First LabGrown Steak Gives Foodies a Taste of the Future

first_img Watch: Dolphin Leaps Feet Away From Unsuspecting SurferNASA Says 2 Asteroids Will Safely Fly By Earth This Weekend Arby’s doesn’t have “the meats” anymore: A startup just unveiled its new lab-grown steak, which it claims is the world’s first ever cell-grown beef product.On Wednesday, Aleph Farms announced that it developed cell-grown minute steak, a new product that’s generated from growing different types of natural beef cells, extracting them painlessly from cows, and nourishing the cells into a full 3D structure that replicates regular meat, according to an Aleph Farms press release.This “meat” innovation isn’t your typical knockoff sirloin: Aleph Farms said the lab-grown steak’s appearance, shape, and texture are similar to conventional beef cuts.

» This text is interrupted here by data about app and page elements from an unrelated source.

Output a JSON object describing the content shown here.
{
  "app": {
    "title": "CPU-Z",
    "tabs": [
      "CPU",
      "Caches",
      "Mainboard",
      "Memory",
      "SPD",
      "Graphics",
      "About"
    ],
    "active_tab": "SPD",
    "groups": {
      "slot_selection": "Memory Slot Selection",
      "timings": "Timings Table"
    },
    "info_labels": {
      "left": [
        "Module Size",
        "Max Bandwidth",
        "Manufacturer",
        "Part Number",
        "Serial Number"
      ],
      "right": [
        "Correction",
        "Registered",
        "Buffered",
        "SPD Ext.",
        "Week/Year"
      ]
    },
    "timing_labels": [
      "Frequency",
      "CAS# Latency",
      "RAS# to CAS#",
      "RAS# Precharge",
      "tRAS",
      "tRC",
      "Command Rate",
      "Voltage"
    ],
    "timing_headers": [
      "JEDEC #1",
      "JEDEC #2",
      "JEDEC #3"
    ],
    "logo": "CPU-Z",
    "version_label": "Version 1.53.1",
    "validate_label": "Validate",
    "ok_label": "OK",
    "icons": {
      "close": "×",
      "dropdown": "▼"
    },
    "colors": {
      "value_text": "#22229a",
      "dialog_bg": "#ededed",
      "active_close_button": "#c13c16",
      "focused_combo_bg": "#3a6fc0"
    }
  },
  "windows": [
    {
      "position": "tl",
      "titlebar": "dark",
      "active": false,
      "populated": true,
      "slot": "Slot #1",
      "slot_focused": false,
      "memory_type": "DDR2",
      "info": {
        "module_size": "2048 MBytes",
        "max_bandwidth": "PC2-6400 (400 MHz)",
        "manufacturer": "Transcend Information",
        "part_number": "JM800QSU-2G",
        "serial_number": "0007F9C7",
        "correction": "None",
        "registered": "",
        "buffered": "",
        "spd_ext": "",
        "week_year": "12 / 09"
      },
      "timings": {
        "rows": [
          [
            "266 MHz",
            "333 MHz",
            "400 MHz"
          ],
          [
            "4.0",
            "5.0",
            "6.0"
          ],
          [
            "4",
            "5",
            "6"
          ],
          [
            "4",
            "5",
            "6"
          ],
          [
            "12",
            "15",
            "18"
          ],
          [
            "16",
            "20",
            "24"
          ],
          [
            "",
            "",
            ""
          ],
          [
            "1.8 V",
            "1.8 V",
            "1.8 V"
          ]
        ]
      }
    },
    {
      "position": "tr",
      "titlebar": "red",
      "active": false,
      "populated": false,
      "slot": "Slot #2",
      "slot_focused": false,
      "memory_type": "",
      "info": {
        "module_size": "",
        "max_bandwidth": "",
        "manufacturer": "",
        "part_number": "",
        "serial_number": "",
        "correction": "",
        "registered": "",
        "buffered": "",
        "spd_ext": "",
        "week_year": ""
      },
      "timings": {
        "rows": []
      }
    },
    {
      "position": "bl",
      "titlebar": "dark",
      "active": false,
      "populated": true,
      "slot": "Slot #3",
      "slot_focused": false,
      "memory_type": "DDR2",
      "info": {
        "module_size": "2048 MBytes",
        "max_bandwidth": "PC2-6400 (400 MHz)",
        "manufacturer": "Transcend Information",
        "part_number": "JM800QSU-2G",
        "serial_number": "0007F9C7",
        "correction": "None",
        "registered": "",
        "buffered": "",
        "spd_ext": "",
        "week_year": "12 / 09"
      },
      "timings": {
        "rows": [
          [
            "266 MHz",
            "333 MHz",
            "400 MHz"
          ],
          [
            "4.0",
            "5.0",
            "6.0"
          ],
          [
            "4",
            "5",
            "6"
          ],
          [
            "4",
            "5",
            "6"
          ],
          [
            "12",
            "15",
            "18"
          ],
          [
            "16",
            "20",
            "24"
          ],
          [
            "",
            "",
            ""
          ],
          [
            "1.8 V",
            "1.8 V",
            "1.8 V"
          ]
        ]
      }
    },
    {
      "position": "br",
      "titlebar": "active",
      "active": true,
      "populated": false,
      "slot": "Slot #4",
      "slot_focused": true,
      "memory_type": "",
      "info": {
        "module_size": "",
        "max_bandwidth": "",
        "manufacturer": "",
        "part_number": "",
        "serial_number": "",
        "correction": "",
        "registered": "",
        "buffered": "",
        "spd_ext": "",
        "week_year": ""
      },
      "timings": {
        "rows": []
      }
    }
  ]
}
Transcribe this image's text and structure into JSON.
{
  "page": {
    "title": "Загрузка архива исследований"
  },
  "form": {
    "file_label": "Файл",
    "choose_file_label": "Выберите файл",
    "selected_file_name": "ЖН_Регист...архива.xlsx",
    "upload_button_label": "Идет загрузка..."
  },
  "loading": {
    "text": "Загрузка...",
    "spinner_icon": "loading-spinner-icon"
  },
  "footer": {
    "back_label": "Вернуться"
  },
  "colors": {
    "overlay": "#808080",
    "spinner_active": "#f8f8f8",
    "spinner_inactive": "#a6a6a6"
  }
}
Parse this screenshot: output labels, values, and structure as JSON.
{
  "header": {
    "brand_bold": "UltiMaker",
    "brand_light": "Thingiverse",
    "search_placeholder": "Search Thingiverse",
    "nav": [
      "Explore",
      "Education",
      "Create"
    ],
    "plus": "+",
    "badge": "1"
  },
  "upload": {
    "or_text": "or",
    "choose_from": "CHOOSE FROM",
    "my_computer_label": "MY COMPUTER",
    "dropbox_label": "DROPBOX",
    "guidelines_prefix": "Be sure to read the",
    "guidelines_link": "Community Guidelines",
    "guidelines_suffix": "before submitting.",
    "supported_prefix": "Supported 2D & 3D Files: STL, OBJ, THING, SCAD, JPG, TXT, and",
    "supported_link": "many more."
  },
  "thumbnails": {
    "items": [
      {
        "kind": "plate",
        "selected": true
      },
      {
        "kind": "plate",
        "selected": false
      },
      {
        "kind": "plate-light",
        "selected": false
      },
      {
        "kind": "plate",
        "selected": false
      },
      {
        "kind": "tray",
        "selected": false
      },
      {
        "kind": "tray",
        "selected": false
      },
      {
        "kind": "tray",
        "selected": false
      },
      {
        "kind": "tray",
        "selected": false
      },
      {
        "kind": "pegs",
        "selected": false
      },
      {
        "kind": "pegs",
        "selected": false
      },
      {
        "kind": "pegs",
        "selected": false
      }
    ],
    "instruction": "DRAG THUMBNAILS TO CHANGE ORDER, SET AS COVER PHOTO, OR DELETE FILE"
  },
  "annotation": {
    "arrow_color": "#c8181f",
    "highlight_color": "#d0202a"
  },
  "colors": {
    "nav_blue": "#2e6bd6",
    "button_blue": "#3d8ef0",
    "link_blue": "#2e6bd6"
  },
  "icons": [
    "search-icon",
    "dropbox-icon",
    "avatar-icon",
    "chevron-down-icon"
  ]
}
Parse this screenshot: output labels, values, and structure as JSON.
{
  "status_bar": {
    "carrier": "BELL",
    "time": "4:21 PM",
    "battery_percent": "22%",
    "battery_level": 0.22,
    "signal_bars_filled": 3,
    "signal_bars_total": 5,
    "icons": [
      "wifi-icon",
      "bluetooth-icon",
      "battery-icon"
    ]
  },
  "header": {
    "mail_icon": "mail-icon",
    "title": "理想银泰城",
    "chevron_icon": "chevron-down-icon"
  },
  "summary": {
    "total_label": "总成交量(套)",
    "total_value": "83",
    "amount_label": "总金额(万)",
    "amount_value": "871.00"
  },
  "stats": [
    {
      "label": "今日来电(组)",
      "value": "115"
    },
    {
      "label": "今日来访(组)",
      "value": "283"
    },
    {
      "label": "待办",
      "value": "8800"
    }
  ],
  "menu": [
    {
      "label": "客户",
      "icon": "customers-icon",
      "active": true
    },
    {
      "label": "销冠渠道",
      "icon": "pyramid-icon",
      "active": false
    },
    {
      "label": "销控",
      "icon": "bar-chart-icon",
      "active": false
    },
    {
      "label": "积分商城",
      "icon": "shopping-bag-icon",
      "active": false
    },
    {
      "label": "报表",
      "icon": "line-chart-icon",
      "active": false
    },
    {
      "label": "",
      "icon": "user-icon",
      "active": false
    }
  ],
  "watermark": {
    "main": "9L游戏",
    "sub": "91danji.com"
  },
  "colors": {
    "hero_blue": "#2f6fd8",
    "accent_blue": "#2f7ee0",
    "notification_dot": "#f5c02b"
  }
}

The lab-grown steak could be a milestone in cell-cultured meat technology, because it requires less resources than the current beef industry.Aleph Farms’ lab-grown steak is slaughter-free, antibiotic-free, and it doesn’t need land, water, feed, and other factors to raise cattle for meat. Cell-grown meat comes from a few living cow cells, and unlike other beef raising processes, these cells are gently harvested until they grow into a complex that’s similar to beef muscle tissue.However, creating lab-grown steak can be a challenging task. A major barrier with lab-grown steak is getting various cell types to engage with each other and build a complete tissue structure as they would inside a real cow. The right nutrients would also have to be present, because their combination would enable the multicellular matrix to stay strong and not break.Photo Credit: Aleph Farms/YouTubeThankfully though, Aleph Farms is working with the Technion – Israel Institute of Technology on a bio-engineering platform to efficiently make lab-grown steak. The company is combining six technologies that allow it to cut down the meat’s production costs, leverage an animal-free growth medium for the cells, and use bioreactors, also known as tanks, to help the cells grow.On a culinary scale, lab-grown steak could be an eco-friendlier cooking option for global eateries. Considering that it has the same look and taste of beef without the negative environmental effects, it could make its way to kitchens worldwide in the future.“For me, it’s a great experience to eat meat that has the look and feel of beef but has been grown without antibiotics and causes no harm to animals or the environment,” Amir Ilan, an Israeli chef, said in the press release. “Aleph Farms meat has high culinary potential – it can be readily incorporated into top-shelf preparations or served in premium-casual restaurants, trendy cafes, bistros, or other eateries.”More on Geek.com:WTF? Wednesday: ‘Yuck’ Becomes ‘Yum’ at the Disgusting Food MuseumScientists Shine Light on Bacteria That Causes Food PoisoningStudy: College Students Choose Smartphones Over Food Stay on targetlast_img read more